### EXERCISE BRIEF
Without the pictures, output all of the data exactly.

Items from a dataset
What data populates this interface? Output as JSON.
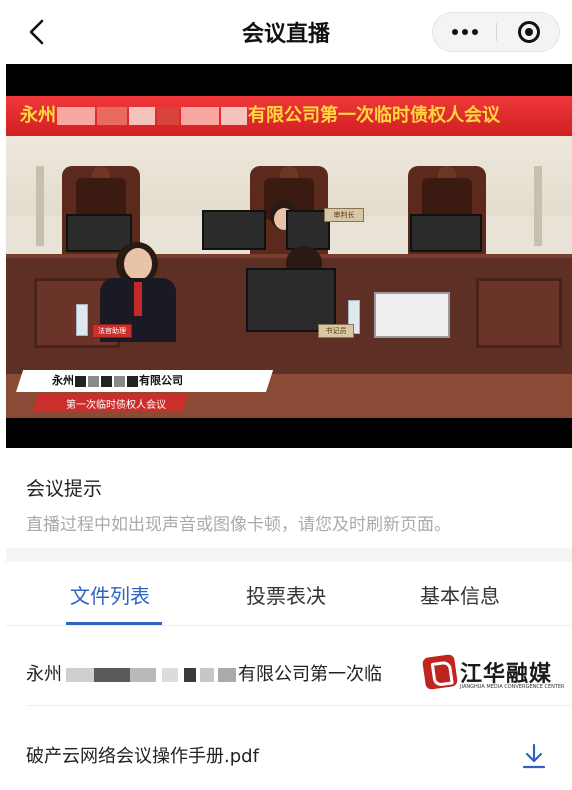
{
  "nav": {
    "title": "会议直播",
    "back_icon": "chevron-left-icon",
    "more_icon": "more-dots-icon",
    "close_icon": "target-circle-icon"
  },
  "video": {
    "banner_prefix": "永州",
    "banner_suffix": "有限公司第一次临时债权人会议",
    "caption_line1_prefix": "永州",
    "caption_line1_suffix": "有限公司",
    "caption_line2": "第一次临时债权人会议",
    "nameplate_judge": "审判长",
    "nameplate_assistant": "法官助理",
    "nameplate_clerk": "书记员",
    "banner_color": "#d01f22",
    "banner_text_color": "#ffd83d"
  },
  "notice": {
    "title": "会议提示",
    "body": "直播过程中如出现声音或图像卡顿，请您及时刷新页面。"
  },
  "tabs": [
    {
      "label": "文件列表",
      "active": true
    },
    {
      "label": "投票表决",
      "active": false
    },
    {
      "label": "基本信息",
      "active": false
    }
  ],
  "files": [
    {
      "name_prefix": "永州",
      "name_suffix": "有限公司第一次临",
      "download": false
    },
    {
      "name": "破产云网络会议操作手册.pdf",
      "download": true,
      "download_icon": "download-icon"
    }
  ],
  "watermark": {
    "text": "江华融媒",
    "sub": "JIANGHUA MEDIA CONVERGENCE CENTER"
  },
  "colors": {
    "accent": "#2f63c2",
    "muted_text": "#aaaaaa"
  }
}
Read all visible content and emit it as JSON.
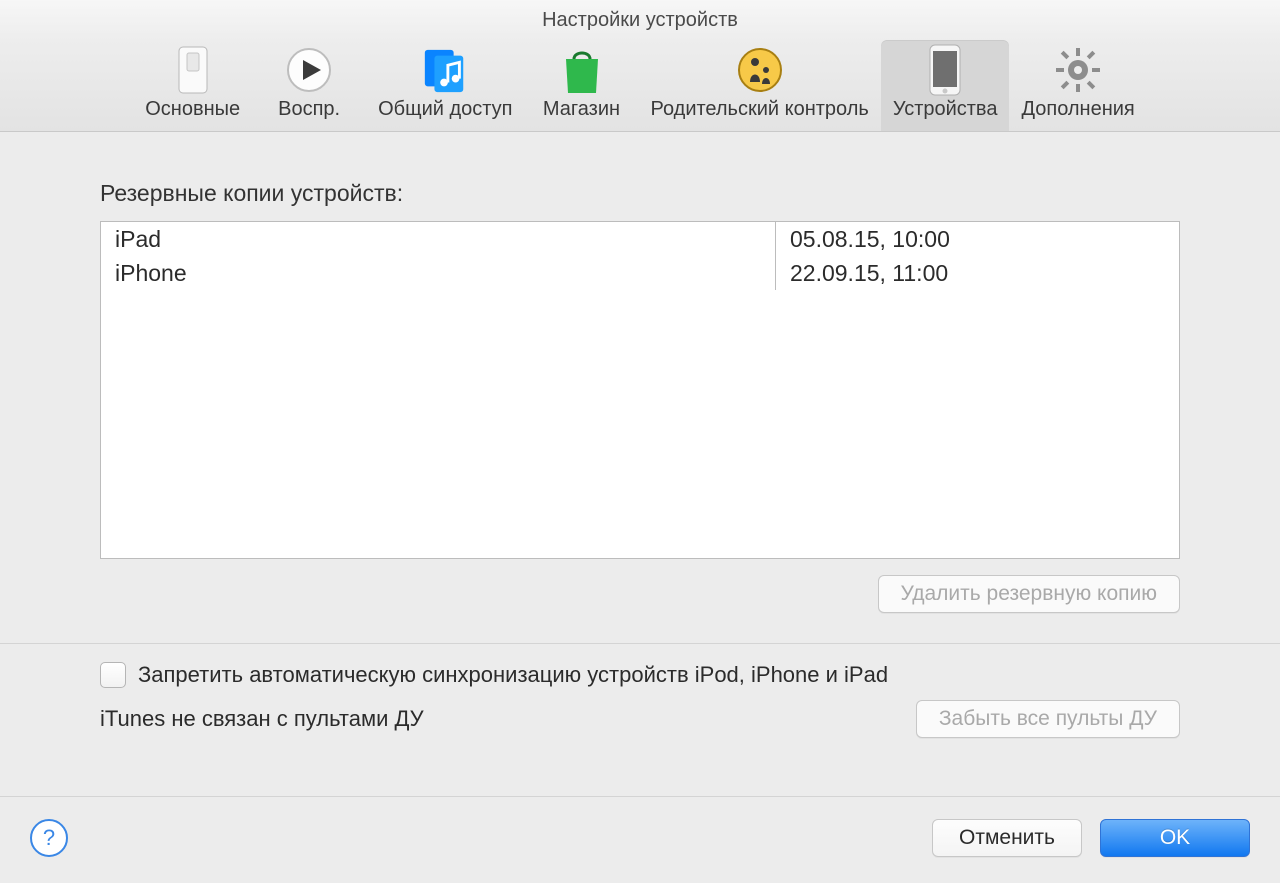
{
  "window": {
    "title": "Настройки устройств"
  },
  "toolbar": {
    "items": [
      {
        "id": "general",
        "label": "Основные"
      },
      {
        "id": "playback",
        "label": "Воспр."
      },
      {
        "id": "sharing",
        "label": "Общий доступ"
      },
      {
        "id": "store",
        "label": "Магазин"
      },
      {
        "id": "parental",
        "label": "Родительский контроль"
      },
      {
        "id": "devices",
        "label": "Устройства",
        "selected": true
      },
      {
        "id": "advanced",
        "label": "Дополнения"
      }
    ]
  },
  "backups": {
    "heading": "Резервные копии устройств:",
    "rows": [
      {
        "device": "iPad",
        "date": "05.08.15, 10:00"
      },
      {
        "device": "iPhone",
        "date": "22.09.15, 11:00"
      }
    ],
    "delete_button": "Удалить резервную копию"
  },
  "options": {
    "prevent_sync_label": "Запретить автоматическую синхронизацию устройств iPod, iPhone и iPad",
    "prevent_sync_checked": false,
    "remotes_status": "iTunes не связан с пультами ДУ",
    "forget_remotes_button": "Забыть все пульты ДУ"
  },
  "footer": {
    "help": "?",
    "cancel": "Отменить",
    "ok": "OK"
  }
}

### TASK SOLUTION
What data populates this interface? Output as JSON.
{
  "nav": {
    "title": "会议直播",
    "back_icon": "chevron-left-icon",
    "more_icon": "more-dots-icon",
    "close_icon": "target-circle-icon"
  },
  "video": {
    "banner_prefix": "永州",
    "banner_suffix": "有限公司第一次临时债权人会议",
    "caption_line1_prefix": "永州",
    "caption_line1_suffix": "有限公司",
    "caption_line2": "第一次临时债权人会议",
    "nameplate_judge": "审判长",
    "nameplate_assistant": "法官助理",
    "nameplate_clerk": "书记员",
    "banner_color": "#d01f22",
    "banner_text_color": "#ffd83d"
  },
  "notice": {
    "title": "会议提示",
    "body": "直播过程中如出现声音或图像卡顿，请您及时刷新页面。"
  },
  "tabs": [
    {
      "label": "文件列表",
      "active": true
    },
    {
      "label": "投票表决",
      "active": false
    },
    {
      "label": "基本信息",
      "active": false
    }
  ],
  "files": [
    {
      "name_prefix": "永州",
      "name_suffix": "有限公司第一次临",
      "download": false
    },
    {
      "name": "破产云网络会议操作手册.pdf",
      "download": true,
      "download_icon": "download-icon"
    }
  ],
  "watermark": {
    "text": "江华融媒",
    "sub": "JIANGHUA MEDIA CONVERGENCE CENTER"
  },
  "colors": {
    "accent": "#2f63c2",
    "muted_text": "#aaaaaa"
  }
}
Read all visible content and emit it as JSON.
{
  "window": {
    "title": "Настройки устройств"
  },
  "toolbar": {
    "items": [
      {
        "id": "general",
        "label": "Основные"
      },
      {
        "id": "playback",
        "label": "Воспр."
      },
      {
        "id": "sharing",
        "label": "Общий доступ"
      },
      {
        "id": "store",
        "label": "Магазин"
      },
      {
        "id": "parental",
        "label": "Родительский контроль"
      },
      {
        "id": "devices",
        "label": "Устройства",
        "selected": true
      },
      {
        "id": "advanced",
        "label": "Дополнения"
      }
    ]
  },
  "backups": {
    "heading": "Резервные копии устройств:",
    "rows": [
      {
        "device": "iPad",
        "date": "05.08.15, 10:00"
      },
      {
        "device": "iPhone",
        "date": "22.09.15, 11:00"
      }
    ],
    "delete_button": "Удалить резервную копию"
  },
  "options": {
    "prevent_sync_label": "Запретить автоматическую синхронизацию устройств iPod, iPhone и iPad",
    "prevent_sync_checked": false,
    "remotes_status": "iTunes не связан с пультами ДУ",
    "forget_remotes_button": "Забыть все пульты ДУ"
  },
  "footer": {
    "help": "?",
    "cancel": "Отменить",
    "ok": "OK"
  }
}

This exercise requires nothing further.